(NOTE: I wanted to title this post “My photos of Westminster really sucked”. Anyway, take this post as a warning to bad planning.)
So I naively had this plan. It’s the one I mentioned earlier, theÂ plan that reads â€œBritish Museum in morning. Westminster in afternoon.â€ It’s pretty much at the beginning of my British Museum post.
Stupid! Really stupid!
We left the British Museum around 2pm and wandered casually down to the Thames banks where we leisurely took photos of Cleopatra’s Needle. This made sense to us. From here we intended to stroll to Westminster.
And we did. Here’s a Google map.
Thing was, after the museum I was pretty tired, and my photographic emotional needs waned. I just wanted to get to my next destination. In hindsight that is something that I must watch out for because I lost a lot of good potential shots that day because I could not be bothered.
Now I was not completely new to this area. Last times I had been in this part of London had been around 1997 and 1999. Indeed, here are a few snaps from my second-hand Russian film camera from back then.
Big Ben with a blue sky (1997). We did not have that same blue sky this time. It was grey.
Big Ben in 1999.
This time my shots on my digital cameras were few and could have been better, despite the grey sky.
I regret them intensely and now realise that I need to stay alert when on “camera duty”.
Now in most modern touristy type cities, main attractions are kept open till at least 5pm. Not Westminster Abbey.Â It has its last admissions at 3:30pm. Yep – that’s right. So when we got there in the middle of the afternoon (3:35pm to be precise) we were told we were too late. How frustrating is that?
Here is a heavily Photoshopped picture from 1999 showing the inside of Westminster Abbey. I had to try to make it useable given that the actual photograph is almost completely dark except for the window.
But my present day photos had to be from the outside.
As you may tell, Westminster Abbey is a large Gothic church. This shot is of its Western Towers constructed in the early to mid eighteenth century,Â centuries after the rest of the abbey was built.
Anyway I think that I was peeved at being refused entry. So I took precious few shots and did not even try to explore the external potential.
Then I thought, “Let’s walk to Buckingham Palace”. And even better, “Let’s go via Horse Guards Palace.”
The Horse Guards Parade is somewhere I have quite liked seeing whenever I visit London.
I’ll leave it to trustworthy Wikipedia to tell you about the place.

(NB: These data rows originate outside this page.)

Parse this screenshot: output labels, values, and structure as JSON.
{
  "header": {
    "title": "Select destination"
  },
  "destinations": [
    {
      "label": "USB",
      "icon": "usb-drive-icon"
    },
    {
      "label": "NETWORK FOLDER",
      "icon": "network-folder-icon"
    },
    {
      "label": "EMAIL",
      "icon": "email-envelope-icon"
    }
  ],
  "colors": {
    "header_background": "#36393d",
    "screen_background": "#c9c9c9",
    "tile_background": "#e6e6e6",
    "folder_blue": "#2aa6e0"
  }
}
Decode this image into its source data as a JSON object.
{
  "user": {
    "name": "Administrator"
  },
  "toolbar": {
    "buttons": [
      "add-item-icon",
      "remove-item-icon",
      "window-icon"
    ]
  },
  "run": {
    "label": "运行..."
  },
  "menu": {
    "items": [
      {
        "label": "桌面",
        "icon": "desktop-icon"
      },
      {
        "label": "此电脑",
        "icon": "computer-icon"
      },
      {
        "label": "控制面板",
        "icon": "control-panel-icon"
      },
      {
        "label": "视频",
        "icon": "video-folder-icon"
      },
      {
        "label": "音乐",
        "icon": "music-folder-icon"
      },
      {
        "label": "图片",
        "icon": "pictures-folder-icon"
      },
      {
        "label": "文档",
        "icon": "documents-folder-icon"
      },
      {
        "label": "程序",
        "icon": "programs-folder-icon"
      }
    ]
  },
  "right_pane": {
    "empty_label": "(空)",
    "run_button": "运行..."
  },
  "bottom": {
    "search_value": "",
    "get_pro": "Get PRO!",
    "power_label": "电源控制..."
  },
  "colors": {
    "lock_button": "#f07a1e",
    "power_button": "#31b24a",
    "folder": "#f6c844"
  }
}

Horse Guards Parade was formerly the site of the Palace of Whitehall’s tiltyard, where tournaments (including jousting) were held in the time of Henry VIII. It was also the scene of annual celebrations of the birthday of Queen Elizabeth I. The area has been used for a variety of reviews, parades and other ceremonies since the 17th century.
It was once the Headquarters of the British Army. The Duke of Wellington was based in Horse Guards when he was Commander-in-Chief of the British Army. The current General Officer Commanding London District still occupies the same office and uses the same desk. Wellington also had living quarters within the building, which today are used as offices.
Thing is, the place just has a nice atmosphere and more often than not there are guards on horses standing around the place just waiting to be photographed. Alas my pics turned out so blurred as to be useless. :(
From here it was just a nice walk through some gardens to Buckingham Palace.
And so we saw the Queen’s home.
I guess that my travelÂ learnings from this are:
- Don’t be overly ambitious on a day – know the realities of any destination and the constraints that exist
- Try to stay enthusiastic about photos even if you have already taken a lot
- Make sure you know the times that things open and shut